── Records to process ──

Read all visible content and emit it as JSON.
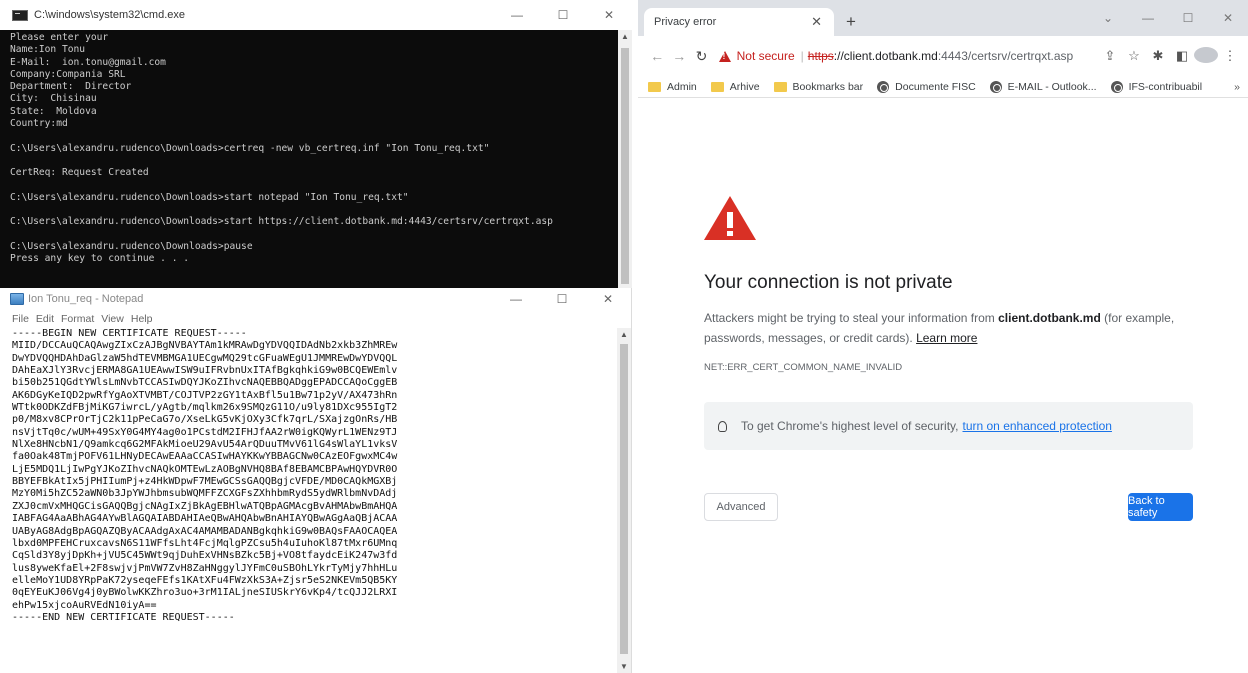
{
  "cmd": {
    "title": "C:\\windows\\system32\\cmd.exe",
    "lines": [
      "Please enter your",
      "Name:Ion Tonu",
      "E-Mail:  ion.tonu@gmail.com",
      "Company:Compania SRL",
      "Department:  Director",
      "City:  Chisinau",
      "State:  Moldova",
      "Country:md",
      "",
      "C:\\Users\\alexandru.rudenco\\Downloads>certreq -new vb_certreq.inf \"Ion Tonu_req.txt\"",
      "",
      "CertReq: Request Created",
      "",
      "C:\\Users\\alexandru.rudenco\\Downloads>start notepad \"Ion Tonu_req.txt\"",
      "",
      "C:\\Users\\alexandru.rudenco\\Downloads>start https://client.dotbank.md:4443/certsrv/certrqxt.asp",
      "",
      "C:\\Users\\alexandru.rudenco\\Downloads>pause",
      "Press any key to continue . . ."
    ]
  },
  "notepad": {
    "title": "Ion Tonu_req - Notepad",
    "menu": [
      "File",
      "Edit",
      "Format",
      "View",
      "Help"
    ],
    "lines": [
      "-----BEGIN NEW CERTIFICATE REQUEST-----",
      "MIID/DCCAuQCAQAwgZIxCzAJBgNVBAYTAm1kMRAwDgYDVQQIDAdNb2xkb3ZhMREw",
      "DwYDVQQHDAhDaGlzaW5hdTEVMBMGA1UECgwMQ29tcGFuaWEgU1JMMREwDwYDVQQL",
      "DAhEaXJlY3RvcjERMA8GA1UEAwwISW9uIFRvbnUxITAfBgkqhkiG9w0BCQEWEmlv",
      "bi50b251QGdtYWlsLmNvbTCCASIwDQYJKoZIhvcNAQEBBQADggEPADCCAQoCggEB",
      "AK6DGyKeIQD2pwRfYgAoXTVMBT/COJTVP2zGY1tAxBfl5u1Bw71p2yV/AX473hRn",
      "WTtk0ODKZdFBjMiKG7iwrcL/yAgtb/mqlkm26x9SMQzG11O/u9ly81DXc955IgT2",
      "p0/M8xv8CPrOrTjC2k11pPeCaG7o/XseLkG5vKjOXy3Cfk7qrL/SXajzgOnRs/HB",
      "nsVjtTq0c/wUM+49SxY0G4MY4ag0o1PCstdM2IFHJfAA2rW0igKQWyrL1WENz9TJ",
      "NlXe8HNcbN1/Q9amkcq6G2MFAkMioeU29AvU54ArQDuuTMvV61lG4sWlaYL1vksV",
      "fa0Oak48TmjPOFV61LHNyDECAwEAAaCCASIwHAYKKwYBBAGCNw0CAzEOFgwxMC4w",
      "LjE5MDQ1LjIwPgYJKoZIhvcNAQkOMTEwLzAOBgNVHQ8BAf8EBAMCBPAwHQYDVR0O",
      "BBYEFBkAtIx5jPHIIumPj+z4HkWDpwF7MEwGCSsGAQQBgjcVFDE/MD0CAQkMGXBj",
      "MzY0Mi5hZC52aWN0b3JpYWJhbmsubWQMFFZCXGFsZXhhbmRydS5ydWRlbmNvDAdj",
      "ZXJ0cmVxMHQGCisGAQQBgjcNAgIxZjBkAgEBHlwATQBpAGMAcgBvAHMAbwBmAHQA",
      "IABFAG4AaABhAG4AYwBlAGQAIABDAHIAeQBwAHQAbwBnAHIAYQBwAGgAaQBjACAA",
      "UAByAG8AdgBpAGQAZQByACAAdgAxAC4AMAMBADANBgkqhkiG9w0BAQsFAAOCAQEA",
      "lbxd0MPFEHCruxcavsN6S11WFfsLht4FcjMqlgPZCsu5h4uIuhoKl87tMxr6UMnq",
      "CqSld3Y8yjDpKh+jVU5C45WWt9qjDuhExVHNsBZkc5Bj+VO8tfaydcEiK247w3fd",
      "lus8yweKfaEl+2F8swjvjPmVW7ZvH8ZaHNggylJYFmC0uSBOhLYkrTyMjy7hhHLu",
      "elleMoY1UD8YRpPaK72yseqeFEfs1KAtXFu4FWzXkS3A+Zjsr5eS2NKEVm5QB5KY",
      "0qEYEuKJ06Vg4j0yBWolwKKZhro3uo+3rM1IALjneSIUSkrY6vKp4/tcQJJ2LRXI",
      "ehPw15xjcoAuRVEdN10iyA==",
      "-----END NEW CERTIFICATE REQUEST-----"
    ]
  },
  "chrome": {
    "tab_title": "Privacy error",
    "omnibox": {
      "not_secure": "Not secure",
      "scheme": "https",
      "host": "://client.dotbank.md",
      "rest": ":4443/certsrv/certrqxt.asp"
    },
    "bookmarks": [
      {
        "label": "Admin",
        "icon": "folder-icon"
      },
      {
        "label": "Arhive",
        "icon": "folder-icon"
      },
      {
        "label": "Bookmarks bar",
        "icon": "folder-icon"
      },
      {
        "label": "Documente FISC",
        "icon": "globe-icon"
      },
      {
        "label": "E-MAIL - Outlook...",
        "icon": "globe-icon"
      },
      {
        "label": "IFS-contribuabil",
        "icon": "globe-icon"
      }
    ],
    "more_bookmarks": "»",
    "page": {
      "heading": "Your connection is not private",
      "desc_before": "Attackers might be trying to steal your information from ",
      "desc_host": "client.dotbank.md",
      "desc_after": " (for example, passwords, messages, or credit cards). ",
      "learn_more": "Learn more",
      "error_code": "NET::ERR_CERT_COMMON_NAME_INVALID",
      "protection_text": "To get Chrome's highest level of security,",
      "protection_link": "turn on enhanced protection",
      "advanced_label": "Advanced",
      "back_label": "Back to safety"
    }
  },
  "colors": {
    "danger": "#d93025",
    "link_blue": "#1a73e8",
    "console_bg": "#0c0c0c",
    "console_fg": "#cccccc"
  }
}
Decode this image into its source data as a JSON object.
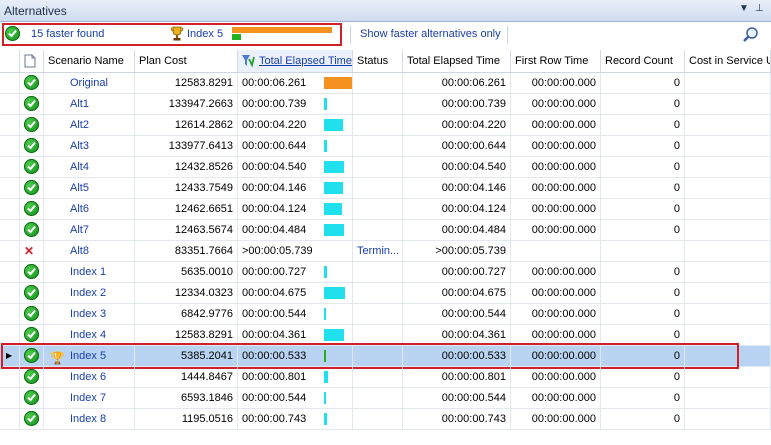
{
  "window": {
    "title": "Alternatives"
  },
  "toolbar": {
    "found_text": "15 faster found",
    "best_label": "Index 5",
    "best_ratio": 0.085,
    "faster_only_label": "Show faster alternatives only"
  },
  "columns": [
    "",
    "",
    "Scenario Name",
    "Plan Cost",
    "Total Elapsed Time",
    "Status",
    "Total Elapsed Time",
    "First Row Time",
    "Record Count",
    "Cost in Service U"
  ],
  "colors": {
    "orange": "#f5911e",
    "cyan": "#1fe0ec",
    "green": "#22b01f",
    "selected_row": "#b9d4f2",
    "highlight_border": "#d0202a"
  },
  "rows": [
    {
      "name": "Original",
      "cost": "12583.8291",
      "elapsed": "00:00:06.261",
      "status": "",
      "elapsed2": "00:00:06.261",
      "first": "00:00:00.000",
      "count": "0",
      "bar": 1.0,
      "bar_color": "orange",
      "icon": "ok",
      "selected": false
    },
    {
      "name": "Alt1",
      "cost": "133947.2663",
      "elapsed": "00:00:00.739",
      "status": "",
      "elapsed2": "00:00:00.739",
      "first": "00:00:00.000",
      "count": "0",
      "bar": 0.118,
      "bar_color": "cyan",
      "icon": "ok",
      "selected": false
    },
    {
      "name": "Alt2",
      "cost": "12614.2862",
      "elapsed": "00:00:04.220",
      "status": "",
      "elapsed2": "00:00:04.220",
      "first": "00:00:00.000",
      "count": "0",
      "bar": 0.674,
      "bar_color": "cyan",
      "icon": "ok",
      "selected": false
    },
    {
      "name": "Alt3",
      "cost": "133977.6413",
      "elapsed": "00:00:00.644",
      "status": "",
      "elapsed2": "00:00:00.644",
      "first": "00:00:00.000",
      "count": "0",
      "bar": 0.103,
      "bar_color": "cyan",
      "icon": "ok",
      "selected": false
    },
    {
      "name": "Alt4",
      "cost": "12432.8526",
      "elapsed": "00:00:04.540",
      "status": "",
      "elapsed2": "00:00:04.540",
      "first": "00:00:00.000",
      "count": "0",
      "bar": 0.725,
      "bar_color": "cyan",
      "icon": "ok",
      "selected": false
    },
    {
      "name": "Alt5",
      "cost": "12433.7549",
      "elapsed": "00:00:04.146",
      "status": "",
      "elapsed2": "00:00:04.146",
      "first": "00:00:00.000",
      "count": "0",
      "bar": 0.662,
      "bar_color": "cyan",
      "icon": "ok",
      "selected": false
    },
    {
      "name": "Alt6",
      "cost": "12462.6651",
      "elapsed": "00:00:04.124",
      "status": "",
      "elapsed2": "00:00:04.124",
      "first": "00:00:00.000",
      "count": "0",
      "bar": 0.659,
      "bar_color": "cyan",
      "icon": "ok",
      "selected": false
    },
    {
      "name": "Alt7",
      "cost": "12463.5674",
      "elapsed": "00:00:04.484",
      "status": "",
      "elapsed2": "00:00:04.484",
      "first": "00:00:00.000",
      "count": "0",
      "bar": 0.716,
      "bar_color": "cyan",
      "icon": "ok",
      "selected": false
    },
    {
      "name": "Alt8",
      "cost": "83351.7664",
      "elapsed": ">00:00:05.739",
      "status": "Termin...",
      "elapsed2": ">00:00:05.739",
      "first": "",
      "count": "",
      "bar": 0,
      "bar_color": "cyan",
      "icon": "terminated",
      "selected": false
    },
    {
      "name": "Index 1",
      "cost": "5635.0010",
      "elapsed": "00:00:00.727",
      "status": "",
      "elapsed2": "00:00:00.727",
      "first": "00:00:00.000",
      "count": "0",
      "bar": 0.116,
      "bar_color": "cyan",
      "icon": "ok",
      "selected": false
    },
    {
      "name": "Index 2",
      "cost": "12334.0323",
      "elapsed": "00:00:04.675",
      "status": "",
      "elapsed2": "00:00:04.675",
      "first": "00:00:00.000",
      "count": "0",
      "bar": 0.747,
      "bar_color": "cyan",
      "icon": "ok",
      "selected": false
    },
    {
      "name": "Index 3",
      "cost": "6842.9776",
      "elapsed": "00:00:00.544",
      "status": "",
      "elapsed2": "00:00:00.544",
      "first": "00:00:00.000",
      "count": "0",
      "bar": 0.087,
      "bar_color": "cyan",
      "icon": "ok",
      "selected": false
    },
    {
      "name": "Index 4",
      "cost": "12583.8291",
      "elapsed": "00:00:04.361",
      "status": "",
      "elapsed2": "00:00:04.361",
      "first": "00:00:00.000",
      "count": "0",
      "bar": 0.697,
      "bar_color": "cyan",
      "icon": "ok",
      "selected": false
    },
    {
      "name": "Index 5",
      "cost": "5385.2041",
      "elapsed": "00:00:00.533",
      "status": "",
      "elapsed2": "00:00:00.533",
      "first": "00:00:00.000",
      "count": "0",
      "bar": 0.085,
      "bar_color": "green",
      "icon": "ok",
      "selected": true
    },
    {
      "name": "Index 6",
      "cost": "1444.8467",
      "elapsed": "00:00:00.801",
      "status": "",
      "elapsed2": "00:00:00.801",
      "first": "00:00:00.000",
      "count": "0",
      "bar": 0.128,
      "bar_color": "cyan",
      "icon": "ok",
      "selected": false
    },
    {
      "name": "Index 7",
      "cost": "6593.1846",
      "elapsed": "00:00:00.544",
      "status": "",
      "elapsed2": "00:00:00.544",
      "first": "00:00:00.000",
      "count": "0",
      "bar": 0.087,
      "bar_color": "cyan",
      "icon": "ok",
      "selected": false
    },
    {
      "name": "Index 8",
      "cost": "1195.0516",
      "elapsed": "00:00:00.743",
      "status": "",
      "elapsed2": "00:00:00.743",
      "first": "00:00:00.000",
      "count": "0",
      "bar": 0.119,
      "bar_color": "cyan",
      "icon": "ok",
      "selected": false
    }
  ]
}
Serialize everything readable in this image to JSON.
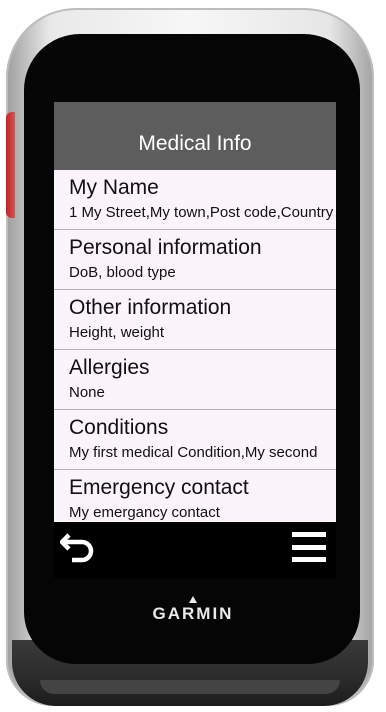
{
  "screen": {
    "title": "Medical Info"
  },
  "list": {
    "items": [
      {
        "title": "My Name",
        "subtitle": "1 My Street,My town,Post code,Country"
      },
      {
        "title": "Personal information",
        "subtitle": "DoB, blood type"
      },
      {
        "title": "Other information",
        "subtitle": "Height, weight"
      },
      {
        "title": "Allergies",
        "subtitle": "None"
      },
      {
        "title": "Conditions",
        "subtitle": "My first medical Condition,My second"
      },
      {
        "title": "Emergency contact",
        "subtitle": "My emergancy contact"
      }
    ]
  },
  "toolbar": {
    "back_icon": "back-arrow-icon",
    "menu_icon": "hamburger-menu-icon"
  },
  "device": {
    "brand": "GARMIN",
    "accent_color": "#d33a3a",
    "header_color": "#5d5d5d"
  }
}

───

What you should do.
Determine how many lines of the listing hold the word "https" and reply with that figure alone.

Solution.
2